(Data for this exercise Opens)
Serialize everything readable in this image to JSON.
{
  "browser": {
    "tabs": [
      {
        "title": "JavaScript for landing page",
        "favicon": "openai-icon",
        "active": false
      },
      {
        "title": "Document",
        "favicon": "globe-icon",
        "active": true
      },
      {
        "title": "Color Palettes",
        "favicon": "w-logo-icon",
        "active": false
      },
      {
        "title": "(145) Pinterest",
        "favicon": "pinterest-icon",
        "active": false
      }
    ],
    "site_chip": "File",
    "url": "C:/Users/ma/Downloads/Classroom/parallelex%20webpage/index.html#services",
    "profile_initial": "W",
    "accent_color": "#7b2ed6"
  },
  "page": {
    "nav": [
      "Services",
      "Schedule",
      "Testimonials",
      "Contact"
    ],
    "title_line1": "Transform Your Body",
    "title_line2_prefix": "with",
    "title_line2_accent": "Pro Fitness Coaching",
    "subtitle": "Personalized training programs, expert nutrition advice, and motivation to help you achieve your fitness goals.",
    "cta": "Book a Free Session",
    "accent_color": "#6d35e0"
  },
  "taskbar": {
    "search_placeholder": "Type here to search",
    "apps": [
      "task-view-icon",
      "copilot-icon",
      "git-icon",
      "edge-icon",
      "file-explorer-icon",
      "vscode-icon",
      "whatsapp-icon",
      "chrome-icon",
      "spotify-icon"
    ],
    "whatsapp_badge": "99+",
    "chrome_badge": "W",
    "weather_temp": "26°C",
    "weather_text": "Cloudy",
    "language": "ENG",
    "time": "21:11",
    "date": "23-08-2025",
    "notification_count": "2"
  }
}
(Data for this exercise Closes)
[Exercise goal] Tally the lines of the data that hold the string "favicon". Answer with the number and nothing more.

[Solution for this exercise] 4